#### Data provided ####
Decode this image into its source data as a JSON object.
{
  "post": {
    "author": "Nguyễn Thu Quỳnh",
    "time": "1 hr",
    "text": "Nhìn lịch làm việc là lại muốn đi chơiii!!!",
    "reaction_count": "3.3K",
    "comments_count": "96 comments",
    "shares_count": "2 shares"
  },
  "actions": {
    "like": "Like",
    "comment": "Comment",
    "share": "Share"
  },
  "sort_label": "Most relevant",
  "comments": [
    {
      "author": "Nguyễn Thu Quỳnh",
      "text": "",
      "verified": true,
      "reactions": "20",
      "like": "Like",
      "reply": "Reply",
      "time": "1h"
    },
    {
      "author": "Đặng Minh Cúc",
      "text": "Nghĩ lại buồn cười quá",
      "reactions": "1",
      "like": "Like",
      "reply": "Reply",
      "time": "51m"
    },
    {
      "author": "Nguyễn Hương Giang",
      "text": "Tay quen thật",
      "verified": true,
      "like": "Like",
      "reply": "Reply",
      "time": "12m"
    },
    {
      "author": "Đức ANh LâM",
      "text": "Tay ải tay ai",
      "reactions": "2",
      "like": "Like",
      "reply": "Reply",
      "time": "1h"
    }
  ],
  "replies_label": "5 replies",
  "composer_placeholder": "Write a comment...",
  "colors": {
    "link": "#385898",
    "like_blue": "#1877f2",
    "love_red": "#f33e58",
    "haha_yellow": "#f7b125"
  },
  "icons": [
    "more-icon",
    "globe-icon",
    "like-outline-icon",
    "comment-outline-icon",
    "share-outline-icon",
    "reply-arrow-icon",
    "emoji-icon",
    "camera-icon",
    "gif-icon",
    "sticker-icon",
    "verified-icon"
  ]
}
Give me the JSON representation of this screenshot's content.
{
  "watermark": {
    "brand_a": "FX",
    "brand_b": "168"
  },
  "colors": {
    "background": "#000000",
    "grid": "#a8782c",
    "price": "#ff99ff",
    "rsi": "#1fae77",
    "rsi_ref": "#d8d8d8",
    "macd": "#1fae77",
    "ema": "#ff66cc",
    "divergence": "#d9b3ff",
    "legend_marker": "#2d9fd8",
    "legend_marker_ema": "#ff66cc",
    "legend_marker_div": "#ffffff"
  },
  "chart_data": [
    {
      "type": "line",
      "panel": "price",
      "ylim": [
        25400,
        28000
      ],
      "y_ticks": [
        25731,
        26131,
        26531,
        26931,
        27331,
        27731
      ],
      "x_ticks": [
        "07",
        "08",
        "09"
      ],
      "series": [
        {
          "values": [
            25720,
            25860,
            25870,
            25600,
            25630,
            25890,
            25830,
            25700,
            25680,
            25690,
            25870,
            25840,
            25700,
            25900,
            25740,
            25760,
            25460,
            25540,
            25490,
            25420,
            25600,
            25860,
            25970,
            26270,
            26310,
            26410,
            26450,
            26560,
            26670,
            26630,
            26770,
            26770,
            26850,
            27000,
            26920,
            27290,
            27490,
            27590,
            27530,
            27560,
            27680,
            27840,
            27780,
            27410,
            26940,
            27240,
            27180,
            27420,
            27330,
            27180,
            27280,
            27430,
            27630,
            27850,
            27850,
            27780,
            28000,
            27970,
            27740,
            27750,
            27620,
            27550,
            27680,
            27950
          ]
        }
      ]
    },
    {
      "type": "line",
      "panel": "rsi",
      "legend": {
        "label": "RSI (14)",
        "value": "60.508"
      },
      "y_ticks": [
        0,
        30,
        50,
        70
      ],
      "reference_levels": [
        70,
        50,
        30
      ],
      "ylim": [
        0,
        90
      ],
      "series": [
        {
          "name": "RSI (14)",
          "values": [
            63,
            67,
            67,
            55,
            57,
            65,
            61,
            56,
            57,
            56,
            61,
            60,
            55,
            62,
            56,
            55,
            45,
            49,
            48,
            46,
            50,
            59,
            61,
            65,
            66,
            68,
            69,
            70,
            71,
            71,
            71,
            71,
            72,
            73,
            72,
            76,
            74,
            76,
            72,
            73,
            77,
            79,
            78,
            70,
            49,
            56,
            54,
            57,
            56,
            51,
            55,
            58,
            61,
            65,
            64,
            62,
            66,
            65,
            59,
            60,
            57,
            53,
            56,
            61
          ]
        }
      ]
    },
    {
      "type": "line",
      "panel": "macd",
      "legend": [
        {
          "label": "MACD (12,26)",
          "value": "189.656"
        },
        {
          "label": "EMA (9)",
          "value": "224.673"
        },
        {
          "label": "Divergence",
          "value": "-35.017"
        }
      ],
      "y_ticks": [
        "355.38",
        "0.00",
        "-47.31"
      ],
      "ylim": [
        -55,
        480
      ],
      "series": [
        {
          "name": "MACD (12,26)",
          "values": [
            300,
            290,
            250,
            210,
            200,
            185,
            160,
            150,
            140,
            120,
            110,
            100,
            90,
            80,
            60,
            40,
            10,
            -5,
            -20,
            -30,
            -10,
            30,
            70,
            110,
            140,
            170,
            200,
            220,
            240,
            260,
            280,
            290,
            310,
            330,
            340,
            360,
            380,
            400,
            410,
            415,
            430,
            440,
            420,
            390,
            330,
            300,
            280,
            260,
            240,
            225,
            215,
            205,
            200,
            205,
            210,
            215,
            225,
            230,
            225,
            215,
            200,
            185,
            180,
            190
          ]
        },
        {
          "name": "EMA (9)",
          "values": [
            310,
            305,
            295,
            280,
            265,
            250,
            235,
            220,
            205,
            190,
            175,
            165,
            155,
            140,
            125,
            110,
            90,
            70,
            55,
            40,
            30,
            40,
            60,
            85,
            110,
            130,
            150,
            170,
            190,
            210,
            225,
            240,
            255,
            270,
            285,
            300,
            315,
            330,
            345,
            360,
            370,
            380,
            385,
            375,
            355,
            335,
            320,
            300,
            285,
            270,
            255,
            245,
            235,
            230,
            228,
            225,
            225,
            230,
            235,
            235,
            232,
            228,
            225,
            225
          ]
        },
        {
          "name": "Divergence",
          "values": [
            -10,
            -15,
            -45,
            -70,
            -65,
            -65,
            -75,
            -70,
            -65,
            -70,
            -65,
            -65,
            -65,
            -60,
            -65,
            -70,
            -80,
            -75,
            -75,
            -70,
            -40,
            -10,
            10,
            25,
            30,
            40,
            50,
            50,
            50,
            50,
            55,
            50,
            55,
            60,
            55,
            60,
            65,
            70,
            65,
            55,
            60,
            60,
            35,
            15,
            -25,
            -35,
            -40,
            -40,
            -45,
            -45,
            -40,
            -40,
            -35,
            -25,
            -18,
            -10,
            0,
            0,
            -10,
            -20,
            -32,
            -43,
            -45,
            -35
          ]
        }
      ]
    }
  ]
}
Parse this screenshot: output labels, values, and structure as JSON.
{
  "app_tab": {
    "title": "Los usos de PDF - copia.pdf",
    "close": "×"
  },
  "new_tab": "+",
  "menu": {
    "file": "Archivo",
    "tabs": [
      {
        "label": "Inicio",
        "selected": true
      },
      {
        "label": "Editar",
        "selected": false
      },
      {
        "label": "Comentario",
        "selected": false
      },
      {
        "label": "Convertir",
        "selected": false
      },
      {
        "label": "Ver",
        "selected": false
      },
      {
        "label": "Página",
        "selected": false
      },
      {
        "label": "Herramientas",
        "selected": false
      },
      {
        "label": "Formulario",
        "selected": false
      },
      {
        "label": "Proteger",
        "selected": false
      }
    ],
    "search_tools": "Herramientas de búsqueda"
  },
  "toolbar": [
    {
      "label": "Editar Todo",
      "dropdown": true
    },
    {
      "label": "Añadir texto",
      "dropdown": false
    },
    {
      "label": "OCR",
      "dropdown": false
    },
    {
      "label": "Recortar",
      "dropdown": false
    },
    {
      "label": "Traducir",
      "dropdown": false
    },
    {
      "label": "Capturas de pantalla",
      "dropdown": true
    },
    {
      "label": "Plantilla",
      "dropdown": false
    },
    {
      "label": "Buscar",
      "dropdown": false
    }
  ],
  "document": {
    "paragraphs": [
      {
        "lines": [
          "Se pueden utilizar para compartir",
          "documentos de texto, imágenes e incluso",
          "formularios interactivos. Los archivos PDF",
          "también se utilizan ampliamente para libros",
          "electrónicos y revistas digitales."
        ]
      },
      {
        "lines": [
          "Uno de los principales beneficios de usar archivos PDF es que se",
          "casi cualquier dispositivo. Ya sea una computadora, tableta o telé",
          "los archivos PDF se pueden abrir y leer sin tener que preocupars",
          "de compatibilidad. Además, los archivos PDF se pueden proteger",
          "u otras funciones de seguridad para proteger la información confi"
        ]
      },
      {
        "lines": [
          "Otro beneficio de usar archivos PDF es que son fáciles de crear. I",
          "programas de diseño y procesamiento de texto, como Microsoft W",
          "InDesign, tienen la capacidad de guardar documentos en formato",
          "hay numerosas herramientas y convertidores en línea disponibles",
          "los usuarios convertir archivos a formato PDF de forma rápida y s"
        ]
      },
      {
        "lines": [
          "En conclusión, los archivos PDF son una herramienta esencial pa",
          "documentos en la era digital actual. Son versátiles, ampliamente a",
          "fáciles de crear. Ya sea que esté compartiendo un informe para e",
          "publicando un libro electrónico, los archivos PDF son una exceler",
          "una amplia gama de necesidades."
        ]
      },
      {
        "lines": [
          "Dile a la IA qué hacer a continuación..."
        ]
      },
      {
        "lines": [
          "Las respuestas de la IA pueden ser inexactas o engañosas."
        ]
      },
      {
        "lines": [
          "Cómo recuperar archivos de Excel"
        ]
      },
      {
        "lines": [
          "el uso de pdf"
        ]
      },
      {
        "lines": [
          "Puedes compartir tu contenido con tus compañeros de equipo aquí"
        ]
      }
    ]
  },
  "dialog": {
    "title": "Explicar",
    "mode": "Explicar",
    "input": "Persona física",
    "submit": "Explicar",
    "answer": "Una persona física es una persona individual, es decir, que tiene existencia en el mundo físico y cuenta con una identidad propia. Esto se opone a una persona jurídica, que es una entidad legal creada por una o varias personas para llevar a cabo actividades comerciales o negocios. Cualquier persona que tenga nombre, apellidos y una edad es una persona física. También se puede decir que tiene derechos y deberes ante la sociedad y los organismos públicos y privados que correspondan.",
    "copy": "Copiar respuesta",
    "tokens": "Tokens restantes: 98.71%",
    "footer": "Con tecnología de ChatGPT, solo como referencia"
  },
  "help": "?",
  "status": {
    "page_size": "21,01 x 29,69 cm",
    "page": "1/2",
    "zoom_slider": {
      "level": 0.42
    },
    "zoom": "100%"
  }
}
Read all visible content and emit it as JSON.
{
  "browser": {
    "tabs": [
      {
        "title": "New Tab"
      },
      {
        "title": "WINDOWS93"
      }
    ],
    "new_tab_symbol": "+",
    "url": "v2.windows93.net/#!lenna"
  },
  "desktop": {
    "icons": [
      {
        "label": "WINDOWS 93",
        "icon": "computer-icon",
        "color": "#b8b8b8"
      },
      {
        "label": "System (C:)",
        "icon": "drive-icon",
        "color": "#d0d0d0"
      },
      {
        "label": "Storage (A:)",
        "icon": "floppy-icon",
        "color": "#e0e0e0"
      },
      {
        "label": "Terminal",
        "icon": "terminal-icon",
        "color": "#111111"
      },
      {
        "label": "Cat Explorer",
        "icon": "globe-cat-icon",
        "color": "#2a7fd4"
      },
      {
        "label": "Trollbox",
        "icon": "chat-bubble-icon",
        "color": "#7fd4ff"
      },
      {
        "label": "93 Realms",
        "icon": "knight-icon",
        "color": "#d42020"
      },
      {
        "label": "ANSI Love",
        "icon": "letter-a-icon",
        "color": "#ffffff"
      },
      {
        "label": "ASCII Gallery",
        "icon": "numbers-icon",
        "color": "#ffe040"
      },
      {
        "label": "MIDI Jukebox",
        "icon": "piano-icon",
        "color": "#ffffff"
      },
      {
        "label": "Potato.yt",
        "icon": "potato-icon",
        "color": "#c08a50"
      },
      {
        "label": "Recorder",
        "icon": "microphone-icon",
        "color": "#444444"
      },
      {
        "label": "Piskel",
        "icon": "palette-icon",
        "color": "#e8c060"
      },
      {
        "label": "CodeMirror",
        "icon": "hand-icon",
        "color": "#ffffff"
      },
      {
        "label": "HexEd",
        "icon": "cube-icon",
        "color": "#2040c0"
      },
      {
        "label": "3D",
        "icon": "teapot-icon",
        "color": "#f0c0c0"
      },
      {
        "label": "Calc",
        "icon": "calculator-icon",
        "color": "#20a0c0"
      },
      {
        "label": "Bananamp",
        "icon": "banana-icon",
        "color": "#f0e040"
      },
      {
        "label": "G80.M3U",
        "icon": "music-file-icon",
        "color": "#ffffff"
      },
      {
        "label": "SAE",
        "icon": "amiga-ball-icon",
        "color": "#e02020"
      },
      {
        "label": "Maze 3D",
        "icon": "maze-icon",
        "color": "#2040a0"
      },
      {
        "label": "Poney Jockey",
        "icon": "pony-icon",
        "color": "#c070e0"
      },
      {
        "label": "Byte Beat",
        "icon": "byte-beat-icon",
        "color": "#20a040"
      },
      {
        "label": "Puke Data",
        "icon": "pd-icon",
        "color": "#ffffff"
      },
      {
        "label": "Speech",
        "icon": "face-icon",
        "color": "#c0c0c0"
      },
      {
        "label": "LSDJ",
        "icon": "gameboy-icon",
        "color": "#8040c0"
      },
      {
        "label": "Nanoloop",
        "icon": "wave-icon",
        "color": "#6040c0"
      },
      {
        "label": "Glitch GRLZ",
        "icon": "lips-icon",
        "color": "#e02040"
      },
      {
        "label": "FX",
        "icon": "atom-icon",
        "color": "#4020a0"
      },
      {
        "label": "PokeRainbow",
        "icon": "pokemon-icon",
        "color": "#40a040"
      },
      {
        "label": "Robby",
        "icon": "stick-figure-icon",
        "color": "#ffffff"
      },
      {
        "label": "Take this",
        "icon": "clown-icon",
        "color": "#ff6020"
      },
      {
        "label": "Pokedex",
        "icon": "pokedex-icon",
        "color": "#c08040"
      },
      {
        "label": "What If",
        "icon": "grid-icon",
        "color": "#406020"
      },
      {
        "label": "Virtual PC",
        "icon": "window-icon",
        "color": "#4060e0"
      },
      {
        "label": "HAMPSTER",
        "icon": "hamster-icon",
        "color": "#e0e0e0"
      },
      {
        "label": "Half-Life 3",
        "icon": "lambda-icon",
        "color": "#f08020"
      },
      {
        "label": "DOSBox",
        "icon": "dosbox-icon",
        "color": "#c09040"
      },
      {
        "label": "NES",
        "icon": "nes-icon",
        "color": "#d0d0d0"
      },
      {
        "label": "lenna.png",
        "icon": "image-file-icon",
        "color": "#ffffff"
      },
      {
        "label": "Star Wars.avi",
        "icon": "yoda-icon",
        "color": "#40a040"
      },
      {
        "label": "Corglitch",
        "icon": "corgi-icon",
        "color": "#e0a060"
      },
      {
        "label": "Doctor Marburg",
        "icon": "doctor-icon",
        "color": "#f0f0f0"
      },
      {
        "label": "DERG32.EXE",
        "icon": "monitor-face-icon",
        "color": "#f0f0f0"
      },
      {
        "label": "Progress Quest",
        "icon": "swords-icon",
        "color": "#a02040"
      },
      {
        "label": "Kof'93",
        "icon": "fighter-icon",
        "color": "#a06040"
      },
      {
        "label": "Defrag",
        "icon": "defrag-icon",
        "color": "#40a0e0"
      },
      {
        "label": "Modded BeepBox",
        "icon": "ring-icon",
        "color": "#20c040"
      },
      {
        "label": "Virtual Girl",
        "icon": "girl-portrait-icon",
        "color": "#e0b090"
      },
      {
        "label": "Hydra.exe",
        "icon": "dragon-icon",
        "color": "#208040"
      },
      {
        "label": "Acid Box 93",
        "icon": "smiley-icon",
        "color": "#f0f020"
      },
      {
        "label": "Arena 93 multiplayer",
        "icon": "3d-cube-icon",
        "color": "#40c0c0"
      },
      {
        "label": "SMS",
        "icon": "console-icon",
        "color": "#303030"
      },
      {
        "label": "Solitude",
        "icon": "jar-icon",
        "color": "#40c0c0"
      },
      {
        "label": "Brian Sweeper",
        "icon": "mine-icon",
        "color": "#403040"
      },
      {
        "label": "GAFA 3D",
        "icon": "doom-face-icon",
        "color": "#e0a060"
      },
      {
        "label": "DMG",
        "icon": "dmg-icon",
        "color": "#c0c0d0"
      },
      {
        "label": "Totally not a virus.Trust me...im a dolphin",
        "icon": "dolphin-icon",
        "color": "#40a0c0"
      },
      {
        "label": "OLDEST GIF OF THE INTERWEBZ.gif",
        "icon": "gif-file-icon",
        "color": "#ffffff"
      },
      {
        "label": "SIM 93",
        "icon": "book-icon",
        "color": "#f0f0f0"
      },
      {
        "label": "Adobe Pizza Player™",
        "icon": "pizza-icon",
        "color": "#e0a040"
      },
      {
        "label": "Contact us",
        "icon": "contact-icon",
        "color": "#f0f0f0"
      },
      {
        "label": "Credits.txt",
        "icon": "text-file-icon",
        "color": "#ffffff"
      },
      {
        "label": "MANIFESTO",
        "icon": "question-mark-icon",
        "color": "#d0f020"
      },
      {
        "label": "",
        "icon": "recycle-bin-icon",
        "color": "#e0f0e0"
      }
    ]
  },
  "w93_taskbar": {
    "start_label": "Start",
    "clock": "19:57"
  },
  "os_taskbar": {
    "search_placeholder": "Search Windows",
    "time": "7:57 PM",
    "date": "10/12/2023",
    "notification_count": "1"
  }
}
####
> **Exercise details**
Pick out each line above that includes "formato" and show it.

> **Response below**
          "InDesign, tienen la capacidad de guardar documentos en formato",
          "los usuarios convertir archivos a formato PDF de forma rápida y s"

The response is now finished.